An account of the efforts by the Committee of Twenty of the IMF to agree upon a reformed international monetary system to replace the par value system which was terminated in 1971. The emphasis throughout the book is analytical and the treatment of the economic issues debated during the negotiations and those embodied in the major reform proposals is scholarly and penetrating. The author attributes the failure of the reform effort to a lack of political will and to technical inadequacies of the main proposals. Both the European and the U.S. officials sought a more symmetrical adjustment mechanism: the United States, between surplus and deficit countries, on the basis of the reserve-indicator proposal; and the Europeans, between reserve and nonreserve currencies, on the basis of asset settlement by all countries. There is also an extended treatment of the role of the SDR as a reserve asset. Williamson favors a system of reference rates—a negotiated structure of exchange rates revised periodically which would be the basis of, but not provide an obligation for, official intervention in exchange markets.
The New International Economic Order: Confrontation or Cooperation between North and South?
Karl P. Sauvant and Hajo Hasenpflug (editors)
Westview Press, Boulder, Colorado, U.S.A., 1977, xviii + 474 pp., $25.
A combination of public statements—especially by several UN agencies—and analytical papers prepared for the volume by specialists from U.S. and European universities on key policy issues being debated in the North-South dialogue.

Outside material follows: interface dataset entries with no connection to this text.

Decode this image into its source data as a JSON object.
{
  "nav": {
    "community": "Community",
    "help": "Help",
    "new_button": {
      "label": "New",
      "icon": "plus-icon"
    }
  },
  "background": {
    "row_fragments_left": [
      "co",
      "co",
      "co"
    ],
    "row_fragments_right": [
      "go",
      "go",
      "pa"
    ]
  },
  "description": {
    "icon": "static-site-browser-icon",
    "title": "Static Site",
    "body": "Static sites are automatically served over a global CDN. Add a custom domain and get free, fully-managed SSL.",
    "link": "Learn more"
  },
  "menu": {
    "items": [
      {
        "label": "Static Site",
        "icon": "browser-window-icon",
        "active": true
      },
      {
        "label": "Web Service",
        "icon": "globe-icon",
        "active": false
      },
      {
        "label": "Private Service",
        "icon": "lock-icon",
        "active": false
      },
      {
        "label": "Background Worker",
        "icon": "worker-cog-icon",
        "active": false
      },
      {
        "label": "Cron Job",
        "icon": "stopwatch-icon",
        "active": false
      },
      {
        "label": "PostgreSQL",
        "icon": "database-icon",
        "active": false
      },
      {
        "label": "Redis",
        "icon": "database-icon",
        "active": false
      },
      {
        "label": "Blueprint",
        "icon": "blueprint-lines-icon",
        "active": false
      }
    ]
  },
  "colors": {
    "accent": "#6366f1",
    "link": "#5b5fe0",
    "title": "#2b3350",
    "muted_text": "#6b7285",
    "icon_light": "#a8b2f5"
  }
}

Composite Reserve Assets in the International Monetary System
Jacob S. Dreyer
JAI Press, Greenwich, Connecticut, U.S.A., 1977, xvi + 191 pp., $21.50.
An academic inquiry into the problems associated with the replacement of gold by an international fiduciary asset. In particular, the author discusses the limitations of one form, the SDR.
Floating Exchange Rates and International Monetary Reform
Thomas D. Willett
American Enterprise Institute Studies in Economic Policy, Washington, DC, U.S.A., 1977, 146 pp. $3.25 (paperback).
This policy-oriented review of the world’s experience since 1973 with floating exchange rates (i) traces the shift among monetary officials away from an earlier preference for fixed rates; (ii) evaluates the performance of floating rates; (iii) indicates, by comparison with the reform efforts up to 1974 of the Committee of 20, that the new flexible monetary system based on managed floating constitutes a substantial improvement over the Bretton Woods regime in coping with liquidity, confidence, and adjustment problems; and (iv) presents arguments in favor of a case-by-case, and not a more formal, approach to multilateral surveillance. In the author’s view, present financial arrangements have been working far better than critics had expected, and managed flexibility provides the soundest foundation for the future evolution of the international monetary system.
Excise Systems: A Global Study of the Selective Taxation of Goods and Services
The Johns Hopkins University Press, Baltimore, Maryland, U.S.A., 1977. ix + 192 pp., $14.
A factual and analytical study of selective taxes on goods and services—that is, excise taxes, perhaps the most widely used source of government revenue. In this authoritative work, it is suggested that excises may be more effective as a source of government revenue and as a tool of economic development or social policies than many other taxes which are comprehensive in design but turn out to be unreliable or inefficient in practice.
Accountancy Systems in Third World Economies
Adolf J. H. Enthoven
North Holland Publishing Company, New York. N.Y., U.S.A., 1977. xii + 359 pp., $32.95.
The book discusses the various aspects of enterprise, government, and national accounting systems and the problems encountered in their implementation in the developing world. It also provides detailed case studies of six African and nine Asian countries, dealing, among other things, with the status of the accounting profession in both the public and private sectors, training programs offered in these sectors, and recent efforts at improving accounting systems.